Welcome to Japan’s pink and modern world of cherry blossoms. It is impossible to think of springtime Japan without an iconic image of a sea of cherry trees awash with perfect pink blooms instantly coming to mind.
When the blooms actually arrive (as confirmed by teams of meticulous cherry blossom officials), it is time to indulge in one of the nation’s all-time favourite pastimes – hanami, which literally translates as “looking as flowers” and refers to flower appreciation picnics under the blooms.
Why so popular?
The flowers are deeply symbolic: their short-lived existence taps into a long-held appreciation of the beauty of the fleeting nature of life.
The blossoms also, quite literally, symbolise new beginnings, with April 1 being the first day of both the financial and academic year in Japan.
When to visit
the first blossoms generally appear in Okinawa in January and slowly move up the archipelago, passing through Japan’s central islands (including Kyoto and Tokyo) in late March and early April, before progressing further north and hitting Hokkaido in early May.
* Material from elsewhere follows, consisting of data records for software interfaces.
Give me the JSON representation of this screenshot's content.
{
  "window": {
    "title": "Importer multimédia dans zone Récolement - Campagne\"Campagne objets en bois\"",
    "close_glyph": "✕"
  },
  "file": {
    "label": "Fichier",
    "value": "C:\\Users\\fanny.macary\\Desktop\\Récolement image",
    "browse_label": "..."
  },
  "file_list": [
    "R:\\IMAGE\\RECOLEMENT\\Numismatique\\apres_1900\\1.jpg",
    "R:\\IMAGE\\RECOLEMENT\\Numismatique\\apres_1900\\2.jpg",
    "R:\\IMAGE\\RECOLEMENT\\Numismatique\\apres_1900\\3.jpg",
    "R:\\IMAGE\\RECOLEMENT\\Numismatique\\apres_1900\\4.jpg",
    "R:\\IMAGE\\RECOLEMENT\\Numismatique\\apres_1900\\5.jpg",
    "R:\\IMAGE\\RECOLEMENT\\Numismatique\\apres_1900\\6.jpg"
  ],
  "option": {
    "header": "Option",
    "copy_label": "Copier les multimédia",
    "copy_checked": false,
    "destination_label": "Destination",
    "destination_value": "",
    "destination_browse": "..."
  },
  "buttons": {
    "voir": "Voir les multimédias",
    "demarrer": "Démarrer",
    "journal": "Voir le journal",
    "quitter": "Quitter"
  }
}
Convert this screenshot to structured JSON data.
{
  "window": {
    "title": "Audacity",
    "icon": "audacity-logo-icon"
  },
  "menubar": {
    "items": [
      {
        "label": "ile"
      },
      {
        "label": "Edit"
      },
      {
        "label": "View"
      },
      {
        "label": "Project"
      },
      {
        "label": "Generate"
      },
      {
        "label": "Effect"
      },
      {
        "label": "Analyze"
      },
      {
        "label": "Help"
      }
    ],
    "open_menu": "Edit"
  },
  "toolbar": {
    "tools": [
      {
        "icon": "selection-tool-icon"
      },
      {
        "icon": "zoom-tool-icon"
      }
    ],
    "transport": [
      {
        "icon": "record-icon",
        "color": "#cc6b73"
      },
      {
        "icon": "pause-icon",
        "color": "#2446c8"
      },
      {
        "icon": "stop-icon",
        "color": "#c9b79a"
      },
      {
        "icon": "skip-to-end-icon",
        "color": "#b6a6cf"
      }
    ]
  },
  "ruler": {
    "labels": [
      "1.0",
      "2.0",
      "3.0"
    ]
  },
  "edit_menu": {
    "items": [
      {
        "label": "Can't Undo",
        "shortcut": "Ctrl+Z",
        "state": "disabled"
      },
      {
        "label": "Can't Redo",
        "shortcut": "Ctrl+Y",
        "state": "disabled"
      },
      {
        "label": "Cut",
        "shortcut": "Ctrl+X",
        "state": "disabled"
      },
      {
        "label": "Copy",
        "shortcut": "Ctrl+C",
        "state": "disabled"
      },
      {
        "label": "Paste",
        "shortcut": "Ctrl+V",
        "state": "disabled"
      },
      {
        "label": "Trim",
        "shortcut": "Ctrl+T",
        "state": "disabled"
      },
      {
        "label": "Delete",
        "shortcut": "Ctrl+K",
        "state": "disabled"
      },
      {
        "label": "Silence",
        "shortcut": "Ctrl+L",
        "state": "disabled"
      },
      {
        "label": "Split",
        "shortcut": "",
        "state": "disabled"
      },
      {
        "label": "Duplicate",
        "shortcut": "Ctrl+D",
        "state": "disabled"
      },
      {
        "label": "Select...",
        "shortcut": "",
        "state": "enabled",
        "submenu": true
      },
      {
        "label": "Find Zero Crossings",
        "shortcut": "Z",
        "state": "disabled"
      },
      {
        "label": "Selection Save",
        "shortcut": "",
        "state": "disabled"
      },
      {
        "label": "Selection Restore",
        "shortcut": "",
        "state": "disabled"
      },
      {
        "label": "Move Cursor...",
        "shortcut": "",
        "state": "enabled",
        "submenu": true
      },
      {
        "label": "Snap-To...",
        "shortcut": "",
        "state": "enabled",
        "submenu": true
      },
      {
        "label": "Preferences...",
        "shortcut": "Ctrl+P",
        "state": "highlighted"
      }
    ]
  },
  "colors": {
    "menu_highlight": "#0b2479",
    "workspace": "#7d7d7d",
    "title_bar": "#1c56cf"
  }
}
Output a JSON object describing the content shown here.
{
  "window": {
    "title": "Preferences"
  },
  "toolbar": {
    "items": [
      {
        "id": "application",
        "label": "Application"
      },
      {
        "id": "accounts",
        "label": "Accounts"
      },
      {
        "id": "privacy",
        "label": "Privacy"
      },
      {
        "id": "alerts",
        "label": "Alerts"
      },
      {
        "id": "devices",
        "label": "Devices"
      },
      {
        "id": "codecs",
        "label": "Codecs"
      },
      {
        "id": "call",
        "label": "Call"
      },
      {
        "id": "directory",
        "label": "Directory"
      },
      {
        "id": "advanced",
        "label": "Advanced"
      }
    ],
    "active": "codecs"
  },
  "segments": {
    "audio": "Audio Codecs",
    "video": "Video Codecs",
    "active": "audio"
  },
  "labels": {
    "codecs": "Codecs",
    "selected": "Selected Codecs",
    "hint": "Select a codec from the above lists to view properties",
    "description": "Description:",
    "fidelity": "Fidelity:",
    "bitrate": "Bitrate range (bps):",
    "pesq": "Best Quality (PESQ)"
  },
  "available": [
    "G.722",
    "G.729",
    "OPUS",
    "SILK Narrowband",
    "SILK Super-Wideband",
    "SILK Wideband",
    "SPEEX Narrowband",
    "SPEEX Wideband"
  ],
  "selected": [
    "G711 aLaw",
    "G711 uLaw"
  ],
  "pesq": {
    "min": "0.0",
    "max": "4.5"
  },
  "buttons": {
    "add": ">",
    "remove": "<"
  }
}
According to the nation’s revered cherry blossom prophets (aka the sakura forecasters at Weather Map sakura.weathermap.jp), this year’s flowers are due to arrive around March 23 in Tokyo (peaking in full bloom on April 2); March 29 in Hiroshima (peaking April 7); March 30 in Kyoto (peaking April 7); and April 4 in northern Sendai (peaking April 14).
Source : The Telegraph | Japan National Tourism Organization